The saint, carrying the pyx containing the Most Blessed Sacrament, hadherself carried to a convent window. There she pleaded fervently with theLord of heaven in the words of the Psalmist (Ps 73:19), "Deliver not up tobeasts the souls, that confess to thee, and shield thy servants whom thouhast redeemed with thy precious blood." A mysterious voice coming from theHost said, "I shall always watch over you." Immediately panic seized thebesiegers. A ray of brilliant light which emanated from the BlessedSacrament had dazzled them. They fell down from the walls and fled from theplace. The convent was saved and the town of Assisi was spared.
After suffering from serious illness for 30 years, Clare felt that her endwas drawing nigh. After she had received the last sacraments, she and oneof her sisters beheld the Queen of Virgins coming with a large escort tomeet her, the spouse of Jesus Christ. On August 11, 1253, she entered intothe joys of eternity and on the following day her body was buried. PopeAlexander IV canonized her in the year 1255. She was chosen as theuniversal patroness of television in 1958.


1. "Oh, how beautiful is the chaste generation with glory!" (Wisdom 4:1).This praise of heaven St. Clare and her company of sisters have merited forthemselves. Corporal beauty, personal charm, and costly clothes in whichthe children of the world take so much pleasure, this wise virgin consideredas naught. She understood the meaning of the Psalmist's words: "All theglory of the king's daughter is within" (Psalm 44:14). Untainted purity ofsoul, humility, voluntary poverty, penance, ardent love of God; these werethe virtues in which she sought her glory, and in them she foundimperishable beauty. Where are now the beautifully dressed women of Assisiof that period? Their memory has vanished. But Clare, like St. Francis,shines in heaven and on earth. Both have made their town famous throughoutthe world. -- Do you want true and lasting glory? It is to be found only invirtue. Where have you sought it in the past?

2. Consider that, like a wise virgin, St. Clare did not make a display ofher virtues before the world, but strove to hide them in the strictestseclusion. If the violet, which give forth such a sweet scent in itsseclusion, is planted in an open garden, its beauteous color fades and thesweetness of its scent diminishes. The same thing happens with our virtuesand good works. That is why St. Gregory, commenting on the Gospel parableof the ten virgins, says: "The good that we do must be carefully concealed,so that we do not look for favor and honor among men, otherwise that whichexternally appears as virtue would be inwardly deprived of its merit."Christians who are interested in their salvation, and especially Christianwomen and girls, even though they do not live in a convent, are included inthe words of the Apostle: "For you are dead, and your life is hid withChrist in God" (Col 3:3). -- Can this be said of you?

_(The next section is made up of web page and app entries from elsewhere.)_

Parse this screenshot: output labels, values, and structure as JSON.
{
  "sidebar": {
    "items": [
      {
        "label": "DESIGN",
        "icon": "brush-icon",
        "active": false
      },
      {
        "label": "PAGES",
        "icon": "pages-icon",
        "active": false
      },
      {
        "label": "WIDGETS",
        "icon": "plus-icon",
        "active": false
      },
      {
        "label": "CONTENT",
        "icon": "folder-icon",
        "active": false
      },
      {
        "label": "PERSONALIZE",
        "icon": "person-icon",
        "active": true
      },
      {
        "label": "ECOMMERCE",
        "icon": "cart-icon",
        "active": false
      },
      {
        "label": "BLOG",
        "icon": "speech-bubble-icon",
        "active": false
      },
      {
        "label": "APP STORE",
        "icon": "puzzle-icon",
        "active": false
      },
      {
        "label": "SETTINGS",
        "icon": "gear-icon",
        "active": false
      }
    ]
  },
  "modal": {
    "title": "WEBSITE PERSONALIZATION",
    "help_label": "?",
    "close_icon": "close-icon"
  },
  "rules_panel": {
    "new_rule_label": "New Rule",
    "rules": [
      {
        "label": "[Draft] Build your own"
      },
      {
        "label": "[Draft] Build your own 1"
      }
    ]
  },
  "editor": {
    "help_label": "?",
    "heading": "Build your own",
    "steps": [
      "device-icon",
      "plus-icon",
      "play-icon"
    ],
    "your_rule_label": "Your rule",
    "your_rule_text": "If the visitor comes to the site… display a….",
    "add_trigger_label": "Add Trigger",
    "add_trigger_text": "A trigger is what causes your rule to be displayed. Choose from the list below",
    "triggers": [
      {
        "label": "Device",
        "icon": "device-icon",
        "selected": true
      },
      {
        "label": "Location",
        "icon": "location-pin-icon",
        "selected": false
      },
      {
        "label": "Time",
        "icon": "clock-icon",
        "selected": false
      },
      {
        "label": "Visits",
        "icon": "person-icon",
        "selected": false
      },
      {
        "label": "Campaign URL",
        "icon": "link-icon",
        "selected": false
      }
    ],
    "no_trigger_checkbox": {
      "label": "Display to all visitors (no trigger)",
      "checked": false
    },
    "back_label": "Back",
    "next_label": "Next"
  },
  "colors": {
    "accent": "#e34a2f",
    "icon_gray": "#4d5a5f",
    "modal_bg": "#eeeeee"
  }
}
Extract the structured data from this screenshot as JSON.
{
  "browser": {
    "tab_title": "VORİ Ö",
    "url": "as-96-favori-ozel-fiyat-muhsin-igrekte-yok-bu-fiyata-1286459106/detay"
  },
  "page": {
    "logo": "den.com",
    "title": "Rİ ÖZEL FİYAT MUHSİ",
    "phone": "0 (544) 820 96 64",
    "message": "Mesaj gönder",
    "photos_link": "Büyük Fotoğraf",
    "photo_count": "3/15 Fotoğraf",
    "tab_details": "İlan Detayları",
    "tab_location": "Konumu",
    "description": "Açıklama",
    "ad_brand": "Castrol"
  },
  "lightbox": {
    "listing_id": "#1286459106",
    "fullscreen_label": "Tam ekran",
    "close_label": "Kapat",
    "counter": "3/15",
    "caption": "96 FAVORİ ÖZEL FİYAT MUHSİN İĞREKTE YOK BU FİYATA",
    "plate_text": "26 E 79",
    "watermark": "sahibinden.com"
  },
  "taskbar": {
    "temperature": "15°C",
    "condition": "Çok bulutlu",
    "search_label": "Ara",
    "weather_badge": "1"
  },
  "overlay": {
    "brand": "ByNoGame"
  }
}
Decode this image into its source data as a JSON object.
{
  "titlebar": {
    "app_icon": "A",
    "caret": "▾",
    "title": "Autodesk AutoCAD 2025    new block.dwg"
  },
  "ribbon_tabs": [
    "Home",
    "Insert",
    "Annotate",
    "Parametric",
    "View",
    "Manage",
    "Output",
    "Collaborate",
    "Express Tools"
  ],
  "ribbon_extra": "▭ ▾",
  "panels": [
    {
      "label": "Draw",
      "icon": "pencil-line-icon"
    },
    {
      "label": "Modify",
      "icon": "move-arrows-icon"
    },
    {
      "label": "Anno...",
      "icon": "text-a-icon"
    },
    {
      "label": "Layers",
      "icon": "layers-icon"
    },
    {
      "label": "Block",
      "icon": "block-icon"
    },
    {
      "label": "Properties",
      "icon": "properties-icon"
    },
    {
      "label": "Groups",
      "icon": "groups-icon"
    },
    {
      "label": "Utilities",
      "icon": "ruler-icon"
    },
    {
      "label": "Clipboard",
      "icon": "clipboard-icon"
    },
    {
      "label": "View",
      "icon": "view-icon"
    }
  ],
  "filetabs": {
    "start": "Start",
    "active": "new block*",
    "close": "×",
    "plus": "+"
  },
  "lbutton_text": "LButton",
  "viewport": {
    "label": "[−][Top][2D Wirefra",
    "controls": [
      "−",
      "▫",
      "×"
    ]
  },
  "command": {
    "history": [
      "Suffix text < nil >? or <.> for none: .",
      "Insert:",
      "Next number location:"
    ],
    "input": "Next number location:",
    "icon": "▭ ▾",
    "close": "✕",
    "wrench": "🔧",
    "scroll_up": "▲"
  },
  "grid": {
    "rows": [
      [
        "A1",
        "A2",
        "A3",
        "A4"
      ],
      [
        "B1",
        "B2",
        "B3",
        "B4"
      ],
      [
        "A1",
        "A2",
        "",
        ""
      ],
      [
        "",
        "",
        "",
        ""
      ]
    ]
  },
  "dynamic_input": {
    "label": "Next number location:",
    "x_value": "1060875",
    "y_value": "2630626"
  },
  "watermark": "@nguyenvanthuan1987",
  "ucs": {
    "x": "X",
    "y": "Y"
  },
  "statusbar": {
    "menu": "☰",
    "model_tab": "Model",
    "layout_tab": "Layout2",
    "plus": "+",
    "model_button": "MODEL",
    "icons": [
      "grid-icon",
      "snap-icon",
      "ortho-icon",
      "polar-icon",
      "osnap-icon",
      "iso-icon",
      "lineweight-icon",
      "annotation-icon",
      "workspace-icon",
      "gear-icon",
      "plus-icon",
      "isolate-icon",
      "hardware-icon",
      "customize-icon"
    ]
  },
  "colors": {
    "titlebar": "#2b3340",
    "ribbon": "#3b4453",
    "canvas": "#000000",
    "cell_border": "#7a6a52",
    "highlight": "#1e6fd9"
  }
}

3. Consider what happiness St. Clare found even here on earth in her life ofseclusion. This did not consist in material comfort, nor even in continualspiritual consolation, but in sacrifices made for God, by which she becameever more intimately united with the Source of all happiness. She once saidto a young girl: "Our alliance is arrived at by self-denial and therenunciation of earthly things, by the crucifixion of the body and thesacrifice of the will, but the joys attached to it are eternal, the bond isindissoluble, it begins in the world, death puts the final seal to it." Onthe morning of the day on which she died she received the holy Viaticum; inthe afternoon, Pope Innocent IV paid her a visit and gave her generalabsolution. But Clare felt happier at having received the Lord of heaven inholy Communion than at having been honored by a visit from the pope. --May we, too, become indifferent to all earthly glory so that we may bepermitted to enjoy the eternal!

We beseech Thee, O Lord, grant us Thy servants who devoutly celebrate thefeast day of the holy virgin Clare, to be made partakers of the joys ofheaven and co-heirs of Thy only-begotten Son. Who livest and reignestforever and ever. Amen.

Sunday, August 2, 2009

Feast of Our Lady of the Angels of the Portiuncola

Ant. Come let us adore Christ the bridegroom of the Church as we honor the memory of the Virgin Mary.